Slow delivery

Jimenez has been the bigger mystery, tumbling from the top of the world in the first half of 2010, when he started for the Colorado Rockies, to his status as arguably the most ineffective starter in the American League.

“I think Ubaldo and [pitching coach] Mickey Callaway are building a rapport, and that’s really important,” Francona said. “Mickey went to see him twice [in the Dominican Republic] over the winter.”

Much has been made of flaws in Jimenez’s mechanics since he arrived in Cleveland, midway through the 2011 season. Francona describes his problem this way: “We’re trying to get him to have a little more rhythm. When Mickey looked at video of him in Colorado, everything came together when he had more rhythm.”

Francona wasn’t talking about prepping Jimenez for Dancing With the Stars.

“When he throws from the windup, he’s probably a full second slower now than he was with Colorado,” Francona said.

What has Jimenez been told by Callaway?

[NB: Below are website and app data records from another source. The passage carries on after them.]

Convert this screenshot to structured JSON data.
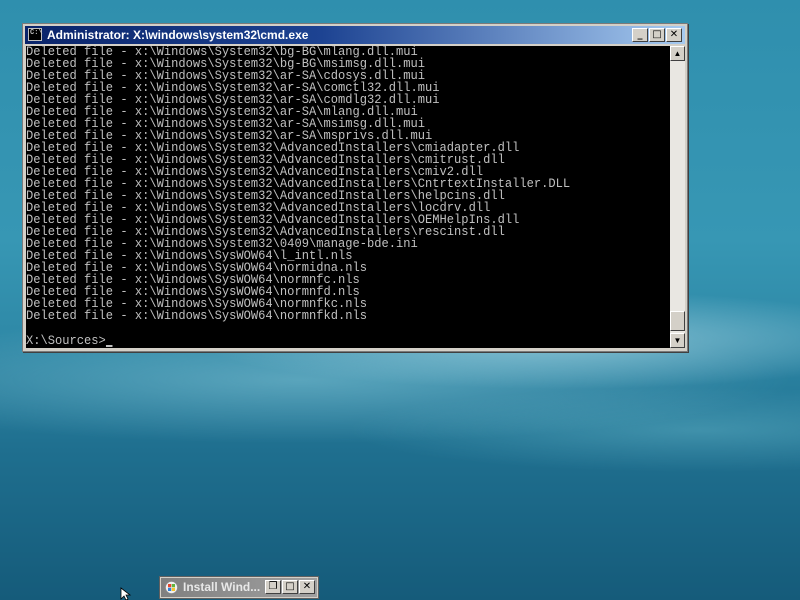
{
  "cmd_window": {
    "title": "Administrator: X:\\windows\\system32\\cmd.exe",
    "icon_label": "C:\\",
    "controls": {
      "minimize": "_",
      "maximize": "□",
      "close": "✕"
    },
    "lines": [
      "Deleted file - x:\\Windows\\System32\\bg-BG\\mlang.dll.mui",
      "Deleted file - x:\\Windows\\System32\\bg-BG\\msimsg.dll.mui",
      "Deleted file - x:\\Windows\\System32\\ar-SA\\cdosys.dll.mui",
      "Deleted file - x:\\Windows\\System32\\ar-SA\\comctl32.dll.mui",
      "Deleted file - x:\\Windows\\System32\\ar-SA\\comdlg32.dll.mui",
      "Deleted file - x:\\Windows\\System32\\ar-SA\\mlang.dll.mui",
      "Deleted file - x:\\Windows\\System32\\ar-SA\\msimsg.dll.mui",
      "Deleted file - x:\\Windows\\System32\\ar-SA\\msprivs.dll.mui",
      "Deleted file - x:\\Windows\\System32\\AdvancedInstallers\\cmiadapter.dll",
      "Deleted file - x:\\Windows\\System32\\AdvancedInstallers\\cmitrust.dll",
      "Deleted file - x:\\Windows\\System32\\AdvancedInstallers\\cmiv2.dll",
      "Deleted file - x:\\Windows\\System32\\AdvancedInstallers\\CntrtextInstaller.DLL",
      "Deleted file - x:\\Windows\\System32\\AdvancedInstallers\\helpcins.dll",
      "Deleted file - x:\\Windows\\System32\\AdvancedInstallers\\locdrv.dll",
      "Deleted file - x:\\Windows\\System32\\AdvancedInstallers\\OEMHelpIns.dll",
      "Deleted file - x:\\Windows\\System32\\AdvancedInstallers\\rescinst.dll",
      "Deleted file - x:\\Windows\\System32\\0409\\manage-bde.ini",
      "Deleted file - x:\\Windows\\SysWOW64\\l_intl.nls",
      "Deleted file - x:\\Windows\\SysWOW64\\normidna.nls",
      "Deleted file - x:\\Windows\\SysWOW64\\normnfc.nls",
      "Deleted file - x:\\Windows\\SysWOW64\\normnfd.nls",
      "Deleted file - x:\\Windows\\SysWOW64\\normnfkc.nls",
      "Deleted file - x:\\Windows\\SysWOW64\\normnfkd.nls"
    ],
    "prompt": "X:\\Sources>",
    "scrollbar": {
      "up_arrow": "▲",
      "down_arrow": "▼"
    }
  },
  "minimized_window": {
    "title": "Install Wind...",
    "controls": {
      "restore": "❐",
      "maximize": "□",
      "close": "✕"
    }
  },
  "colors": {
    "console_bg": "#000000",
    "console_text": "#c0c0c0",
    "title_active_start": "#0a246a",
    "title_active_end": "#a6caf0",
    "desktop": "#2f8fae"
  },
  "icons": {
    "cmd": "console-icon",
    "installer": "windows-flag-icon",
    "pointer": "mouse-pointer-icon"
  }
}
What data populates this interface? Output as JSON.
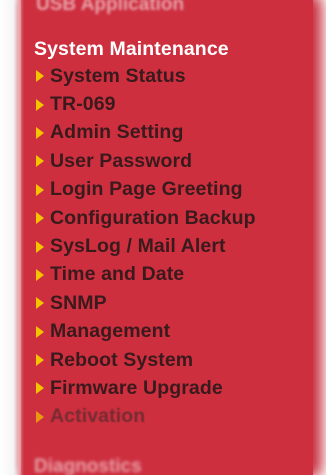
{
  "sidebar": {
    "previous_section": "USB Application",
    "section_title": "System Maintenance",
    "next_section": "Diagnostics",
    "items": [
      {
        "label": "System Status"
      },
      {
        "label": "TR-069"
      },
      {
        "label": "Admin Setting"
      },
      {
        "label": "User Password"
      },
      {
        "label": "Login Page Greeting"
      },
      {
        "label": "Configuration Backup"
      },
      {
        "label": "SysLog / Mail Alert"
      },
      {
        "label": "Time and Date"
      },
      {
        "label": "SNMP"
      },
      {
        "label": "Management"
      },
      {
        "label": "Reboot System"
      },
      {
        "label": "Firmware Upgrade"
      },
      {
        "label": "Activation"
      }
    ],
    "item_icon": "arrow-right-icon",
    "colors": {
      "panel": "#cd2f3f",
      "arrow": "#f5c400",
      "header_text": "#ffffff",
      "item_text": "#3a1a1c"
    }
  }
}
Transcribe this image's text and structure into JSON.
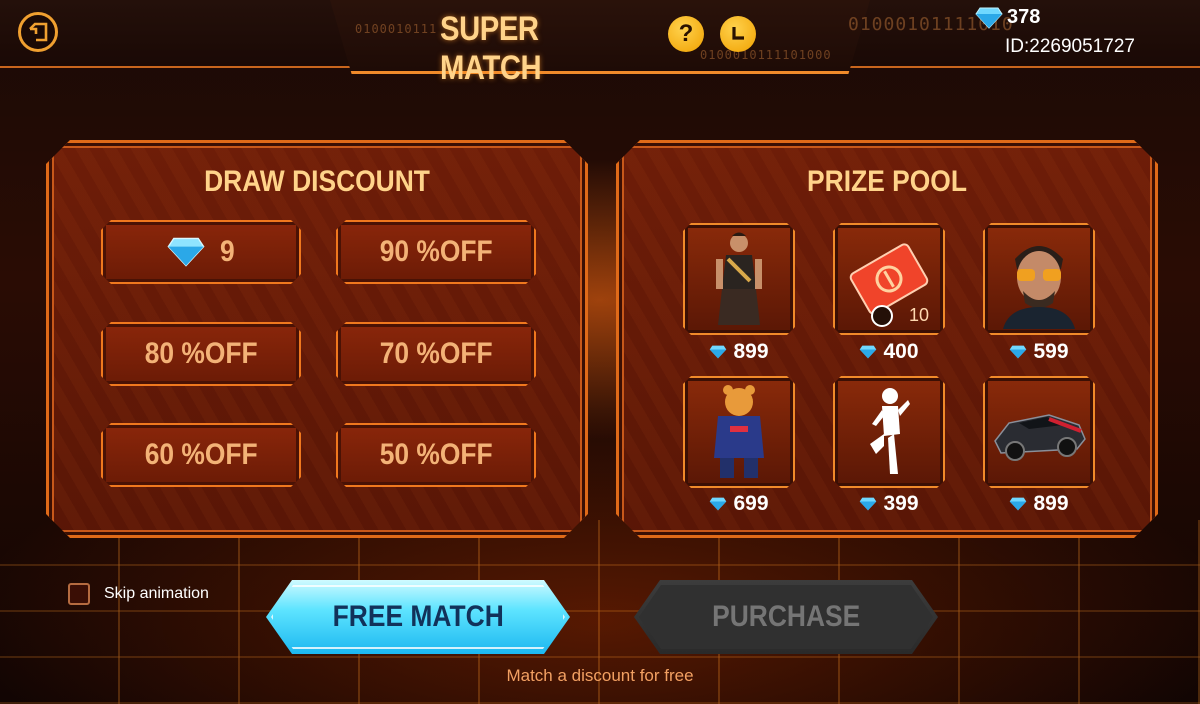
{
  "header": {
    "title": "SUPER MATCH",
    "help_icon": "question-icon",
    "history_icon": "clock-icon",
    "back_icon": "back-arrow-icon",
    "diamonds": "378",
    "player_id": "ID:2269051727"
  },
  "decor": {
    "binary_1": "0100010111101000",
    "binary_2": "0100010111",
    "binary_3": "0100010111101000",
    "binary_4": "01000101111010"
  },
  "draw_discount": {
    "title": "DRAW DISCOUNT",
    "options": [
      {
        "label": "9",
        "icon": "diamond-icon"
      },
      {
        "label": "90 %OFF"
      },
      {
        "label": "80 %OFF"
      },
      {
        "label": "70 %OFF"
      },
      {
        "label": "60 %OFF"
      },
      {
        "label": "50 %OFF"
      }
    ]
  },
  "prize_pool": {
    "title": "PRIZE POOL",
    "items": [
      {
        "name": "character-gladiator",
        "price": "899"
      },
      {
        "name": "ticket",
        "price": "400",
        "badge": "10",
        "badge_icon": "clock-icon"
      },
      {
        "name": "character-sunglasses",
        "price": "599"
      },
      {
        "name": "tiger-hoodie-bundle",
        "price": "699"
      },
      {
        "name": "emote",
        "price": "399"
      },
      {
        "name": "sports-car",
        "price": "899"
      }
    ]
  },
  "controls": {
    "skip_label": "Skip animation",
    "free_match": "FREE MATCH",
    "purchase": "PURCHASE",
    "hint": "Match a discount for free"
  },
  "colors": {
    "accent_orange": "#f08a2a",
    "free_match_cyan": "#5ee4ff",
    "title_gold": "#ffd38a"
  }
}
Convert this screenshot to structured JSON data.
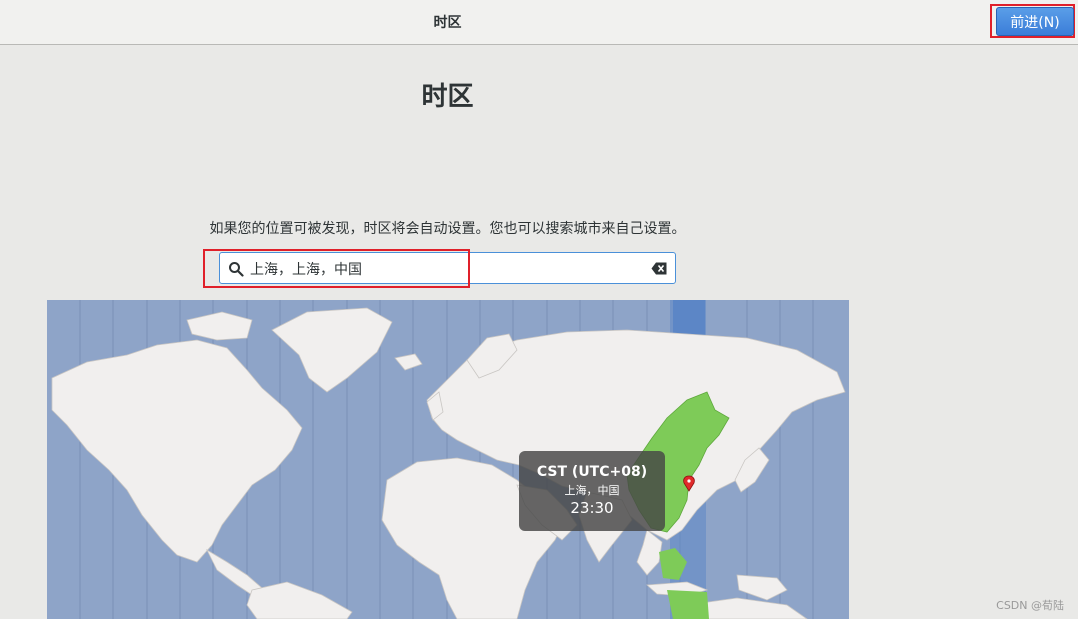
{
  "header": {
    "title": "时区",
    "next_label": "前进(N)"
  },
  "page": {
    "title": "时区",
    "hint": "如果您的位置可被发现，时区将会自动设置。您也可以搜索城市来自己设置。"
  },
  "search": {
    "value": "上海，上海，中国",
    "search_icon": "search-icon",
    "clear_icon": "clear-text-icon"
  },
  "map": {
    "ocean_color": "#8ea4c8",
    "land_color": "#f1efee",
    "selected_zone_color": "#7ecb58",
    "zone_band_color": "#5c86c6",
    "marker_color": "#e02a2a"
  },
  "tooltip": {
    "zone": "CST (UTC+08)",
    "city": "上海，中国",
    "time": "23:30"
  },
  "watermark": "CSDN @荀陆"
}
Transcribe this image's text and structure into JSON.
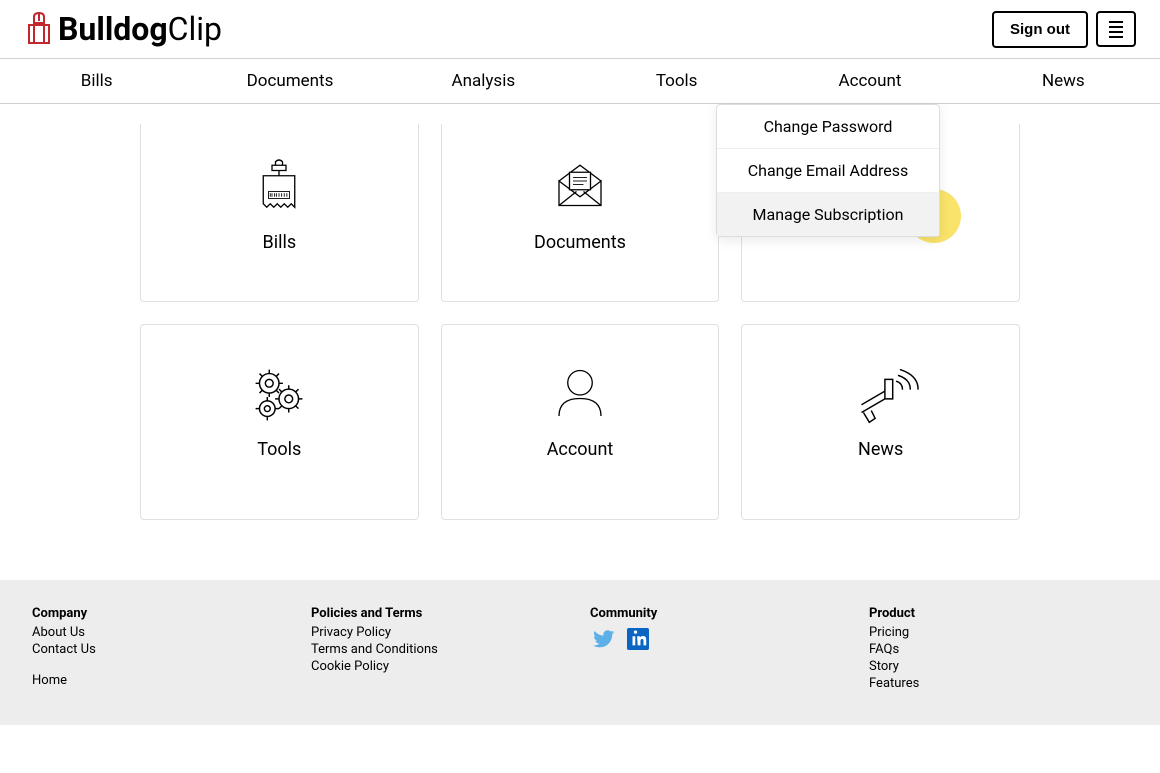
{
  "header": {
    "logo_bold": "Bulldog",
    "logo_light": "Clip",
    "sign_out": "Sign out"
  },
  "nav": {
    "items": [
      "Bills",
      "Documents",
      "Analysis",
      "Tools",
      "Account",
      "News"
    ]
  },
  "dropdown": {
    "items": [
      "Change Password",
      "Change Email Address",
      "Manage Subscription"
    ]
  },
  "cards": [
    {
      "label": "Bills",
      "icon": "receipt"
    },
    {
      "label": "Documents",
      "icon": "envelope"
    },
    {
      "label": "",
      "icon": ""
    },
    {
      "label": "Tools",
      "icon": "gears"
    },
    {
      "label": "Account",
      "icon": "person"
    },
    {
      "label": "News",
      "icon": "megaphone"
    }
  ],
  "footer": {
    "company": {
      "title": "Company",
      "links": [
        "About Us",
        "Contact Us"
      ],
      "home": "Home"
    },
    "policies": {
      "title": "Policies and Terms",
      "links": [
        "Privacy Policy",
        "Terms and Conditions",
        "Cookie Policy"
      ]
    },
    "community": {
      "title": "Community"
    },
    "product": {
      "title": "Product",
      "links": [
        "Pricing",
        "FAQs",
        "Story",
        "Features"
      ]
    }
  }
}
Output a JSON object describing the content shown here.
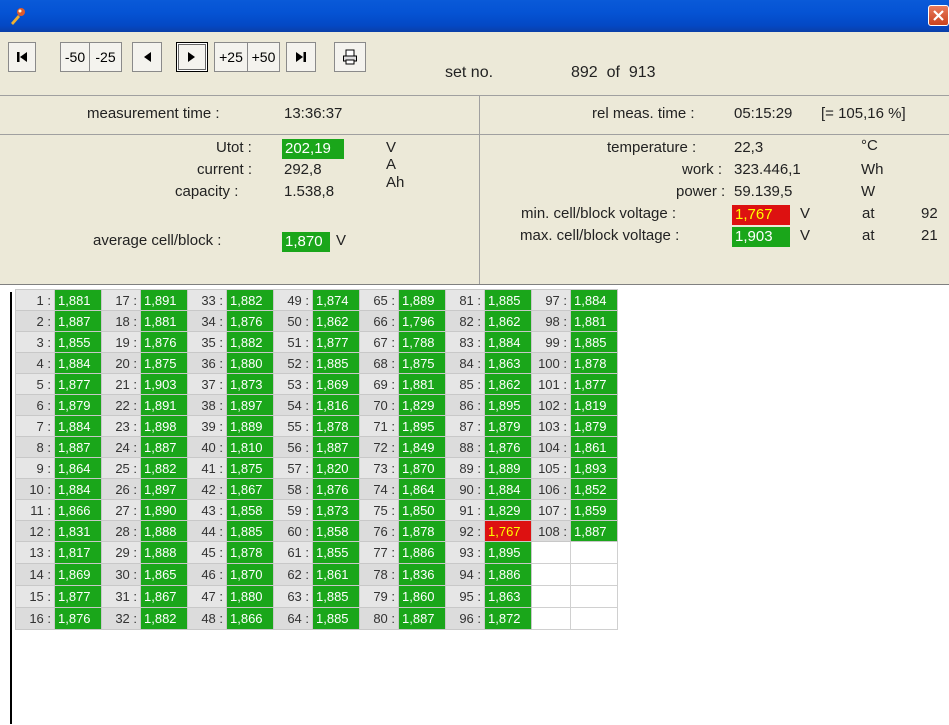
{
  "window": {
    "close_label": "×"
  },
  "toolbar": {
    "first": "K",
    "minus50": "-50",
    "minus25": "-25",
    "prev": "◀",
    "next": "▶",
    "plus25": "+25",
    "plus50": "+50",
    "last": "H",
    "print": "🖶"
  },
  "set": {
    "label": "set no.",
    "current": "892",
    "of": "of",
    "total": "913"
  },
  "header": {
    "meas_time_label": "measurement time :",
    "meas_time": "13:36:37",
    "rel_label": "rel meas. time :",
    "rel_time": "05:15:29",
    "rel_pct": "[= 105,16 %]"
  },
  "left": {
    "utot_label": "Utot :",
    "utot": "202,19",
    "utot_unit": "V",
    "current_label": "current :",
    "current": "292,8",
    "current_unit": "A",
    "capacity_label": "capacity :",
    "capacity": "1.538,8",
    "capacity_unit": "Ah",
    "avg_label": "average cell/block :",
    "avg": "1,870",
    "avg_unit": "V"
  },
  "right": {
    "temp_label": "temperature :",
    "temp": "22,3",
    "temp_unit": "°C",
    "work_label": "work :",
    "work": "323.446,1",
    "work_unit": "Wh",
    "power_label": "power :",
    "power": "59.139,5",
    "power_unit": "W",
    "min_label": "min. cell/block voltage :",
    "min": "1,767",
    "min_unit": "V",
    "min_at": "at",
    "min_idx": "92",
    "max_label": "max. cell/block voltage :",
    "max": "1,903",
    "max_unit": "V",
    "max_at": "at",
    "max_idx": "21"
  },
  "cells": [
    {
      "n": "1 :",
      "v": "1,881"
    },
    {
      "n": "2 :",
      "v": "1,887"
    },
    {
      "n": "3 :",
      "v": "1,855"
    },
    {
      "n": "4 :",
      "v": "1,884"
    },
    {
      "n": "5 :",
      "v": "1,877"
    },
    {
      "n": "6 :",
      "v": "1,879"
    },
    {
      "n": "7 :",
      "v": "1,884"
    },
    {
      "n": "8 :",
      "v": "1,887"
    },
    {
      "n": "9 :",
      "v": "1,864"
    },
    {
      "n": "10 :",
      "v": "1,884"
    },
    {
      "n": "11 :",
      "v": "1,866"
    },
    {
      "n": "12 :",
      "v": "1,831"
    },
    {
      "n": "13 :",
      "v": "1,817"
    },
    {
      "n": "14 :",
      "v": "1,869"
    },
    {
      "n": "15 :",
      "v": "1,877"
    },
    {
      "n": "16 :",
      "v": "1,876"
    },
    {
      "n": "17 :",
      "v": "1,891"
    },
    {
      "n": "18 :",
      "v": "1,881"
    },
    {
      "n": "19 :",
      "v": "1,876"
    },
    {
      "n": "20 :",
      "v": "1,875"
    },
    {
      "n": "21 :",
      "v": "1,903"
    },
    {
      "n": "22 :",
      "v": "1,891"
    },
    {
      "n": "23 :",
      "v": "1,898"
    },
    {
      "n": "24 :",
      "v": "1,887"
    },
    {
      "n": "25 :",
      "v": "1,882"
    },
    {
      "n": "26 :",
      "v": "1,897"
    },
    {
      "n": "27 :",
      "v": "1,890"
    },
    {
      "n": "28 :",
      "v": "1,888"
    },
    {
      "n": "29 :",
      "v": "1,888"
    },
    {
      "n": "30 :",
      "v": "1,865"
    },
    {
      "n": "31 :",
      "v": "1,867"
    },
    {
      "n": "32 :",
      "v": "1,882"
    },
    {
      "n": "33 :",
      "v": "1,882"
    },
    {
      "n": "34 :",
      "v": "1,876"
    },
    {
      "n": "35 :",
      "v": "1,882"
    },
    {
      "n": "36 :",
      "v": "1,880"
    },
    {
      "n": "37 :",
      "v": "1,873"
    },
    {
      "n": "38 :",
      "v": "1,897"
    },
    {
      "n": "39 :",
      "v": "1,889"
    },
    {
      "n": "40 :",
      "v": "1,810"
    },
    {
      "n": "41 :",
      "v": "1,875"
    },
    {
      "n": "42 :",
      "v": "1,867"
    },
    {
      "n": "43 :",
      "v": "1,858"
    },
    {
      "n": "44 :",
      "v": "1,885"
    },
    {
      "n": "45 :",
      "v": "1,878"
    },
    {
      "n": "46 :",
      "v": "1,870"
    },
    {
      "n": "47 :",
      "v": "1,880"
    },
    {
      "n": "48 :",
      "v": "1,866"
    },
    {
      "n": "49 :",
      "v": "1,874"
    },
    {
      "n": "50 :",
      "v": "1,862"
    },
    {
      "n": "51 :",
      "v": "1,877"
    },
    {
      "n": "52 :",
      "v": "1,885"
    },
    {
      "n": "53 :",
      "v": "1,869"
    },
    {
      "n": "54 :",
      "v": "1,816"
    },
    {
      "n": "55 :",
      "v": "1,878"
    },
    {
      "n": "56 :",
      "v": "1,887"
    },
    {
      "n": "57 :",
      "v": "1,820"
    },
    {
      "n": "58 :",
      "v": "1,876"
    },
    {
      "n": "59 :",
      "v": "1,873"
    },
    {
      "n": "60 :",
      "v": "1,858"
    },
    {
      "n": "61 :",
      "v": "1,855"
    },
    {
      "n": "62 :",
      "v": "1,861"
    },
    {
      "n": "63 :",
      "v": "1,885"
    },
    {
      "n": "64 :",
      "v": "1,885"
    },
    {
      "n": "65 :",
      "v": "1,889"
    },
    {
      "n": "66 :",
      "v": "1,796"
    },
    {
      "n": "67 :",
      "v": "1,788"
    },
    {
      "n": "68 :",
      "v": "1,875"
    },
    {
      "n": "69 :",
      "v": "1,881"
    },
    {
      "n": "70 :",
      "v": "1,829"
    },
    {
      "n": "71 :",
      "v": "1,895"
    },
    {
      "n": "72 :",
      "v": "1,849"
    },
    {
      "n": "73 :",
      "v": "1,870"
    },
    {
      "n": "74 :",
      "v": "1,864"
    },
    {
      "n": "75 :",
      "v": "1,850"
    },
    {
      "n": "76 :",
      "v": "1,878"
    },
    {
      "n": "77 :",
      "v": "1,886"
    },
    {
      "n": "78 :",
      "v": "1,836"
    },
    {
      "n": "79 :",
      "v": "1,860"
    },
    {
      "n": "80 :",
      "v": "1,887"
    },
    {
      "n": "81 :",
      "v": "1,885"
    },
    {
      "n": "82 :",
      "v": "1,862"
    },
    {
      "n": "83 :",
      "v": "1,884"
    },
    {
      "n": "84 :",
      "v": "1,863"
    },
    {
      "n": "85 :",
      "v": "1,862"
    },
    {
      "n": "86 :",
      "v": "1,895"
    },
    {
      "n": "87 :",
      "v": "1,879"
    },
    {
      "n": "88 :",
      "v": "1,876"
    },
    {
      "n": "89 :",
      "v": "1,889"
    },
    {
      "n": "90 :",
      "v": "1,884"
    },
    {
      "n": "91 :",
      "v": "1,829"
    },
    {
      "n": "92 :",
      "v": "1,767"
    },
    {
      "n": "93 :",
      "v": "1,895"
    },
    {
      "n": "94 :",
      "v": "1,886"
    },
    {
      "n": "95 :",
      "v": "1,863"
    },
    {
      "n": "96 :",
      "v": "1,872"
    },
    {
      "n": "97 :",
      "v": "1,884"
    },
    {
      "n": "98 :",
      "v": "1,881"
    },
    {
      "n": "99 :",
      "v": "1,885"
    },
    {
      "n": "100 :",
      "v": "1,878"
    },
    {
      "n": "101 :",
      "v": "1,877"
    },
    {
      "n": "102 :",
      "v": "1,819"
    },
    {
      "n": "103 :",
      "v": "1,879"
    },
    {
      "n": "104 :",
      "v": "1,861"
    },
    {
      "n": "105 :",
      "v": "1,893"
    },
    {
      "n": "106 :",
      "v": "1,852"
    },
    {
      "n": "107 :",
      "v": "1,859"
    },
    {
      "n": "108 :",
      "v": "1,887"
    }
  ],
  "colors": {
    "ok": "#1aa61a",
    "min": "#dd1111",
    "min_text": "#ffff00"
  },
  "min_cell": "92 :"
}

“He said I should just be myself,” Jimenez said. “If I am doing something wrong, he will tell me.”

Asked whether the problem is a slow delivery, Jimenez said, “Yes, that’s it. I’ll work on that in spring training until I get it done.”

Francona believes that slowing Jimenez’s delivery has adversely affected his command and maybe even his velocity.

At his peak with the Rockies, Jimenez routinely threw 96-97 mph. Last year, Jimenez usually threw 91-93.

Referring to Jimenez’s velocity, Francona said, “I think it has to do with getting out of sorts with his delivery, when he rocks back and gets slower with his delivery. We want him to pound the ball down. If he does that, I think you’ll see his velocity go up. Even if it doesn’t, it’s good enough.”

Sheldon Ocker can be reached at Read the Indians blog at Follow him on Twitter at and on Facebook at